All of the data below needs to be set down once more, exactly as written.

+++ Dataset records +++

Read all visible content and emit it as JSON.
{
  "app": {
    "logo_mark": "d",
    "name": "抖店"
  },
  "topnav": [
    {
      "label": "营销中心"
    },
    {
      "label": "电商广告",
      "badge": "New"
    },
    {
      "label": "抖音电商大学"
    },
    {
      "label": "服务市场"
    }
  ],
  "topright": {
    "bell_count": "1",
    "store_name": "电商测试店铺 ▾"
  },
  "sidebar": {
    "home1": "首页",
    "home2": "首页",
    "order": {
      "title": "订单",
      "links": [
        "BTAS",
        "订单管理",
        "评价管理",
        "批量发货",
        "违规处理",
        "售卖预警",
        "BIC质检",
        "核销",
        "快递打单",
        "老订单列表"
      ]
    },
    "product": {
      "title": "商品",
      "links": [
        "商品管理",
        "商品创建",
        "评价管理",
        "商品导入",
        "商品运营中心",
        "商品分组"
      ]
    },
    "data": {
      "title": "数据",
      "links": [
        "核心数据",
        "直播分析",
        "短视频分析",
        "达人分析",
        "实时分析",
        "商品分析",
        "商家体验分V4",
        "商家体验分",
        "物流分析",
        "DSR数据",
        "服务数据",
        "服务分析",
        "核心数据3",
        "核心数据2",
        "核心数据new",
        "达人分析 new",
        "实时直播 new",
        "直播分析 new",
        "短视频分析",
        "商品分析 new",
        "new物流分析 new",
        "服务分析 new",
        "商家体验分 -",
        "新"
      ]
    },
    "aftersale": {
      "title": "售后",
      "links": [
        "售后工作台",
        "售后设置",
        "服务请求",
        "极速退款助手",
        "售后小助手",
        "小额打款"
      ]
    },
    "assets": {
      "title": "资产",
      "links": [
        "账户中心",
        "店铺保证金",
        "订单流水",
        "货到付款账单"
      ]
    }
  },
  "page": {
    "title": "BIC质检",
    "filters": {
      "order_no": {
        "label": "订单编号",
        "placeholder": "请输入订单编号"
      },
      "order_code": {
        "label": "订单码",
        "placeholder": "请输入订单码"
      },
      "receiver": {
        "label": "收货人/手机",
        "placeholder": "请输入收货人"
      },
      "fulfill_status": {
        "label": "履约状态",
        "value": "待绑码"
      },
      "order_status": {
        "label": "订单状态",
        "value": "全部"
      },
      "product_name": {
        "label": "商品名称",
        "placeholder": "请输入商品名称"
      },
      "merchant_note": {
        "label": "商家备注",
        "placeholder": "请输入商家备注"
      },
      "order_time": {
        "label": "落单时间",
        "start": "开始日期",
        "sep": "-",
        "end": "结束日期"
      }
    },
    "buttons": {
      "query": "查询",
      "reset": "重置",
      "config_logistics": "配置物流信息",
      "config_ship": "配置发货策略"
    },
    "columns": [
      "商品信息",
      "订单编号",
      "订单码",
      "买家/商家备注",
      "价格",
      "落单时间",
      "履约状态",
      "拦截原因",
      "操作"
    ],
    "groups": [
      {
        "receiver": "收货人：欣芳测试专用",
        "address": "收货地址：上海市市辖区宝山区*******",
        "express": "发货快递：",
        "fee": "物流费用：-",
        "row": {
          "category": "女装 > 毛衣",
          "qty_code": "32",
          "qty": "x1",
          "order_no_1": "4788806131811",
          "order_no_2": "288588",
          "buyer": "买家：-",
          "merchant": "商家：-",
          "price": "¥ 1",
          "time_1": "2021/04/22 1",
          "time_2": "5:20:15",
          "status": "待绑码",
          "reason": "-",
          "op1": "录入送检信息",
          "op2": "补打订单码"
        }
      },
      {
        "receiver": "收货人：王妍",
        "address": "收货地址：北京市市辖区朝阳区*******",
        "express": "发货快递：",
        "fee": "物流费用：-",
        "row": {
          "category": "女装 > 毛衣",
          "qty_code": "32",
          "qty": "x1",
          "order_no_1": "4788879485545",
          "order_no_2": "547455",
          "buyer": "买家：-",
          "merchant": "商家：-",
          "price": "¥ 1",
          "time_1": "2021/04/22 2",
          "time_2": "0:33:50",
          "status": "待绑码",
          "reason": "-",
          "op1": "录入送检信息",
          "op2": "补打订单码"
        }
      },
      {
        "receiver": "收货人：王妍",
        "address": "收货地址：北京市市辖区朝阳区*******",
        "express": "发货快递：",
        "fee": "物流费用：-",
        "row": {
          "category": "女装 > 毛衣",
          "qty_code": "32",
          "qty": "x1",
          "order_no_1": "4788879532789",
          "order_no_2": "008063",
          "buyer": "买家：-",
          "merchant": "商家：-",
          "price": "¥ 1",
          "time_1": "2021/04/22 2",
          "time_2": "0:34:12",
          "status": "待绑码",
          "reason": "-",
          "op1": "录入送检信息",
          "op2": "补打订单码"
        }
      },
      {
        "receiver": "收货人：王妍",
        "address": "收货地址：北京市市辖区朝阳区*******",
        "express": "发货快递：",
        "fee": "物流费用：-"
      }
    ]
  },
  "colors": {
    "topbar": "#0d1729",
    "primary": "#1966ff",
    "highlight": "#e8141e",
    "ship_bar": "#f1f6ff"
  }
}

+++

◆ Answer to this problem
Read all visible content and emit it as JSON.
{
  "app": {
    "logo_mark": "d",
    "name": "抖店"
  },
  "topnav": [
    {
      "label": "营销中心"
    },
    {
      "label": "电商广告",
      "badge": "New"
    },
    {
      "label": "抖音电商大学"
    },
    {
      "label": "服务市场"
    }
  ],
  "topright": {
    "bell_count": "1",
    "store_name": "电商测试店铺 ▾"
  },
  "sidebar": {
    "home1": "首页",
    "home2": "首页",
    "order": {
      "title": "订单",
      "links": [
        "BTAS",
        "订单管理",
        "评价管理",
        "批量发货",
        "违规处理",
        "售卖预警",
        "BIC质检",
        "核销",
        "快递打单",
        "老订单列表"
      ]
    },
    "product": {
      "title": "商品",
      "links": [
        "商品管理",
        "商品创建",
        "评价管理",
        "商品导入",
        "商品运营中心",
        "商品分组"
      ]
    },
    "data": {
      "title": "数据",
      "links": [
        "核心数据",
        "直播分析",
        "短视频分析",
        "达人分析",
        "实时分析",
        "商品分析",
        "商家体验分V4",
        "商家体验分",
        "物流分析",
        "DSR数据",
        "服务数据",
        "服务分析",
        "核心数据3",
        "核心数据2",
        "核心数据new",
        "达人分析 new",
        "实时直播 new",
        "直播分析 new",
        "短视频分析",
        "商品分析 new",
        "new物流分析 new",
        "服务分析 new",
        "商家体验分 -",
        "新"
      ]
    },
    "aftersale": {
      "title": "售后",
      "links": [
        "售后工作台",
        "售后设置",
        "服务请求",
        "极速退款助手",
        "售后小助手",
        "小额打款"
      ]
    },
    "assets": {
      "title": "资产",
      "links": [
        "账户中心",
        "店铺保证金",
        "订单流水",
        "货到付款账单"
      ]
    }
  },
  "page": {
    "title": "BIC质检",
    "filters": {
      "order_no": {
        "label": "订单编号",
        "placeholder": "请输入订单编号"
      },
      "order_code": {
        "label": "订单码",
        "placeholder": "请输入订单码"
      },
      "receiver": {
        "label": "收货人/手机",
        "placeholder": "请输入收货人"
      },
      "fulfill_status": {
        "label": "履约状态",
        "value": "待绑码"
      },
      "order_status": {
        "label": "订单状态",
        "value": "全部"
      },
      "product_name": {
        "label": "商品名称",
        "placeholder": "请输入商品名称"
      },
      "merchant_note": {
        "label": "商家备注",
        "placeholder": "请输入商家备注"
      },
      "order_time": {
        "label": "落单时间",
        "start": "开始日期",
        "sep": "-",
        "end": "结束日期"
      }
    },
    "buttons": {
      "query": "查询",
      "reset": "重置",
      "config_logistics": "配置物流信息",
      "config_ship": "配置发货策略"
    },
    "columns": [
      "商品信息",
      "订单编号",
      "订单码",
      "买家/商家备注",
      "价格",
      "落单时间",
      "履约状态",
      "拦截原因",
      "操作"
    ],
    "groups": [
      {
        "receiver": "收货人：欣芳测试专用",
        "address": "收货地址：上海市市辖区宝山区*******",
        "express": "发货快递：",
        "fee": "物流费用：-",
        "row": {
          "category": "女装 > 毛衣",
          "qty_code": "32",
          "qty": "x1",
          "order_no_1": "4788806131811",
          "order_no_2": "288588",
          "buyer": "买家：-",
          "merchant": "商家：-",
          "price": "¥ 1",
          "time_1": "2021/04/22 1",
          "time_2": "5:20:15",
          "status": "待绑码",
          "reason": "-",
          "op1": "录入送检信息",
          "op2": "补打订单码"
        }
      },
      {
        "receiver": "收货人：王妍",
        "address": "收货地址：北京市市辖区朝阳区*******",
        "express": "发货快递：",
        "fee": "物流费用：-",
        "row": {
          "category": "女装 > 毛衣",
          "qty_code": "32",
          "qty": "x1",
          "order_no_1": "4788879485545",
          "order_no_2": "547455",
          "buyer": "买家：-",
          "merchant": "商家：-",
          "price": "¥ 1",
          "time_1": "2021/04/22 2",
          "time_2": "0:33:50",
          "status": "待绑码",
          "reason": "-",
          "op1": "录入送检信息",
          "op2": "补打订单码"
        }
      },
      {
        "receiver": "收货人：王妍",
        "address": "收货地址：北京市市辖区朝阳区*******",
        "express": "发货快递：",
        "fee": "物流费用：-",
        "row": {
          "category": "女装 > 毛衣",
          "qty_code": "32",
          "qty": "x1",
          "order_no_1": "4788879532789",
          "order_no_2": "008063",
          "buyer": "买家：-",
          "merchant": "商家：-",
          "price": "¥ 1",
          "time_1": "2021/04/22 2",
          "time_2": "0:34:12",
          "status": "待绑码",
          "reason": "-",
          "op1": "录入送检信息",
          "op2": "补打订单码"
        }
      },
      {
        "receiver": "收货人：王妍",
        "address": "收货地址：北京市市辖区朝阳区*******",
        "express": "发货快递：",
        "fee": "物流费用：-"
      }
    ]
  },
  "colors": {
    "topbar": "#0d1729",
    "primary": "#1966ff",
    "highlight": "#e8141e",
    "ship_bar": "#f1f6ff"
  }
}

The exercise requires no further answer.